[Dataset rows for apps and sites]
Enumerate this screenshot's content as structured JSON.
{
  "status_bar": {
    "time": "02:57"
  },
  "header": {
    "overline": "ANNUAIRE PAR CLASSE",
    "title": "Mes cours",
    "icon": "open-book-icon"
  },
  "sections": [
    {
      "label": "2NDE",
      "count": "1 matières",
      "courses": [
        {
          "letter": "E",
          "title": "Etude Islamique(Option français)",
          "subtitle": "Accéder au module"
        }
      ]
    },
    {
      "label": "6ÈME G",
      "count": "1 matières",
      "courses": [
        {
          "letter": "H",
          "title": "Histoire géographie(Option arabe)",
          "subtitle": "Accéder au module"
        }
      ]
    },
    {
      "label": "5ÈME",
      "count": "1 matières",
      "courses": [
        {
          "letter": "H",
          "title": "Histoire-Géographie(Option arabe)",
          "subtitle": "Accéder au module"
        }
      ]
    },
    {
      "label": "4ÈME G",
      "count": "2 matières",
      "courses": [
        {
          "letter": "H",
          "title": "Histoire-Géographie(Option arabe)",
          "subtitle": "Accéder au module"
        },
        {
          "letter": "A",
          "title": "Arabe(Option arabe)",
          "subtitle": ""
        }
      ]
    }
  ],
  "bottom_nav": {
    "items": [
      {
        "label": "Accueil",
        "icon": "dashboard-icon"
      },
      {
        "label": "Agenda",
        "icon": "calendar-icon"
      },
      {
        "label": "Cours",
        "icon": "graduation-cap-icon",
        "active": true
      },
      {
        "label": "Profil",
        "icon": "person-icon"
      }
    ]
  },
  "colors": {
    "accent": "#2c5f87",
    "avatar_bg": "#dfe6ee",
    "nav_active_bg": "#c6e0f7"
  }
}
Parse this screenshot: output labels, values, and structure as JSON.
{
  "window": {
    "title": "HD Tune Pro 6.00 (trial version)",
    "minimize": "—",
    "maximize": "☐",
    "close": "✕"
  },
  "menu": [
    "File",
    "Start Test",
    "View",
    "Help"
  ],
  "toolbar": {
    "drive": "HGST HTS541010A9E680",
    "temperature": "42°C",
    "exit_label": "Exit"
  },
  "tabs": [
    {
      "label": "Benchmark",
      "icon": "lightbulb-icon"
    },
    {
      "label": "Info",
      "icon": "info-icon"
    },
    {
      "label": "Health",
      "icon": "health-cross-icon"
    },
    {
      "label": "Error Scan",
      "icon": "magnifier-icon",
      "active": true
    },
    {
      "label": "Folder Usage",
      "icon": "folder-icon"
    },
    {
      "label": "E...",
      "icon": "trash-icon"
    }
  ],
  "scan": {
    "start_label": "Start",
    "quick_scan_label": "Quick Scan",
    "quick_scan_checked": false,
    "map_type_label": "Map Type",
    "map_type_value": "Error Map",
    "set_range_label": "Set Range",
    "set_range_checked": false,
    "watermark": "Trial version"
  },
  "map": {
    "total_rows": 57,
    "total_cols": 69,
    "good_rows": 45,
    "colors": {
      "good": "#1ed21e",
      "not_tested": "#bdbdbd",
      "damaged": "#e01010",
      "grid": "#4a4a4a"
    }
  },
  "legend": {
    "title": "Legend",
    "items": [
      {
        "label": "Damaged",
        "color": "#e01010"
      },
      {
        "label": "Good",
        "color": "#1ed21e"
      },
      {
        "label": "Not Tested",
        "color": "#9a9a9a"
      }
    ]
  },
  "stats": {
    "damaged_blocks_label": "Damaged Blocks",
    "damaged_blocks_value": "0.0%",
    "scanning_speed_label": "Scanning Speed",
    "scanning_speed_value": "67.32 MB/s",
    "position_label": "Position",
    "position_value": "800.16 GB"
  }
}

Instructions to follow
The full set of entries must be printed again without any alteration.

Answer to this problem
Enumerate this screenshot's content as structured JSON.
{
  "status_bar": {
    "time": "02:57"
  },
  "header": {
    "overline": "ANNUAIRE PAR CLASSE",
    "title": "Mes cours",
    "icon": "open-book-icon"
  },
  "sections": [
    {
      "label": "2NDE",
      "count": "1 matières",
      "courses": [
        {
          "letter": "E",
          "title": "Etude Islamique(Option français)",
          "subtitle": "Accéder au module"
        }
      ]
    },
    {
      "label": "6ÈME G",
      "count": "1 matières",
      "courses": [
        {
          "letter": "H",
          "title": "Histoire géographie(Option arabe)",
          "subtitle": "Accéder au module"
        }
      ]
    },
    {
      "label": "5ÈME",
      "count": "1 matières",
      "courses": [
        {
          "letter": "H",
          "title": "Histoire-Géographie(Option arabe)",
          "subtitle": "Accéder au module"
        }
      ]
    },
    {
      "label": "4ÈME G",
      "count": "2 matières",
      "courses": [
        {
          "letter": "H",
          "title": "Histoire-Géographie(Option arabe)",
          "subtitle": "Accéder au module"
        },
        {
          "letter": "A",
          "title": "Arabe(Option arabe)",
          "subtitle": ""
        }
      ]
    }
  ],
  "bottom_nav": {
    "items": [
      {
        "label": "Accueil",
        "icon": "dashboard-icon"
      },
      {
        "label": "Agenda",
        "icon": "calendar-icon"
      },
      {
        "label": "Cours",
        "icon": "graduation-cap-icon",
        "active": true
      },
      {
        "label": "Profil",
        "icon": "person-icon"
      }
    ]
  },
  "colors": {
    "accent": "#2c5f87",
    "avatar_bg": "#dfe6ee",
    "nav_active_bg": "#c6e0f7"
  }
}
Parse this screenshot: output labels, values, and structure as JSON.
{
  "window": {
    "title": "HD Tune Pro 6.00 (trial version)",
    "minimize": "—",
    "maximize": "☐",
    "close": "✕"
  },
  "menu": [
    "File",
    "Start Test",
    "View",
    "Help"
  ],
  "toolbar": {
    "drive": "HGST HTS541010A9E680",
    "temperature": "42°C",
    "exit_label": "Exit"
  },
  "tabs": [
    {
      "label": "Benchmark",
      "icon": "lightbulb-icon"
    },
    {
      "label": "Info",
      "icon": "info-icon"
    },
    {
      "label": "Health",
      "icon": "health-cross-icon"
    },
    {
      "label": "Error Scan",
      "icon": "magnifier-icon",
      "active": true
    },
    {
      "label": "Folder Usage",
      "icon": "folder-icon"
    },
    {
      "label": "E...",
      "icon": "trash-icon"
    }
  ],
  "scan": {
    "start_label": "Start",
    "quick_scan_label": "Quick Scan",
    "quick_scan_checked": false,
    "map_type_label": "Map Type",
    "map_type_value": "Error Map",
    "set_range_label": "Set Range",
    "set_range_checked": false,
    "watermark": "Trial version"
  },
  "map": {
    "total_rows": 57,
    "total_cols": 69,
    "good_rows": 45,
    "colors": {
      "good": "#1ed21e",
      "not_tested": "#bdbdbd",
      "damaged": "#e01010",
      "grid": "#4a4a4a"
    }
  },
  "legend": {
    "title": "Legend",
    "items": [
      {
        "label": "Damaged",
        "color": "#e01010"
      },
      {
        "label": "Good",
        "color": "#1ed21e"
      },
      {
        "label": "Not Tested",
        "color": "#9a9a9a"
      }
    ]
  },
  "stats": {
    "damaged_blocks_label": "Damaged Blocks",
    "damaged_blocks_value": "0.0%",
    "scanning_speed_label": "Scanning Speed",
    "scanning_speed_value": "67.32 MB/s",
    "position_label": "Position",
    "position_value": "800.16 GB"
  }
}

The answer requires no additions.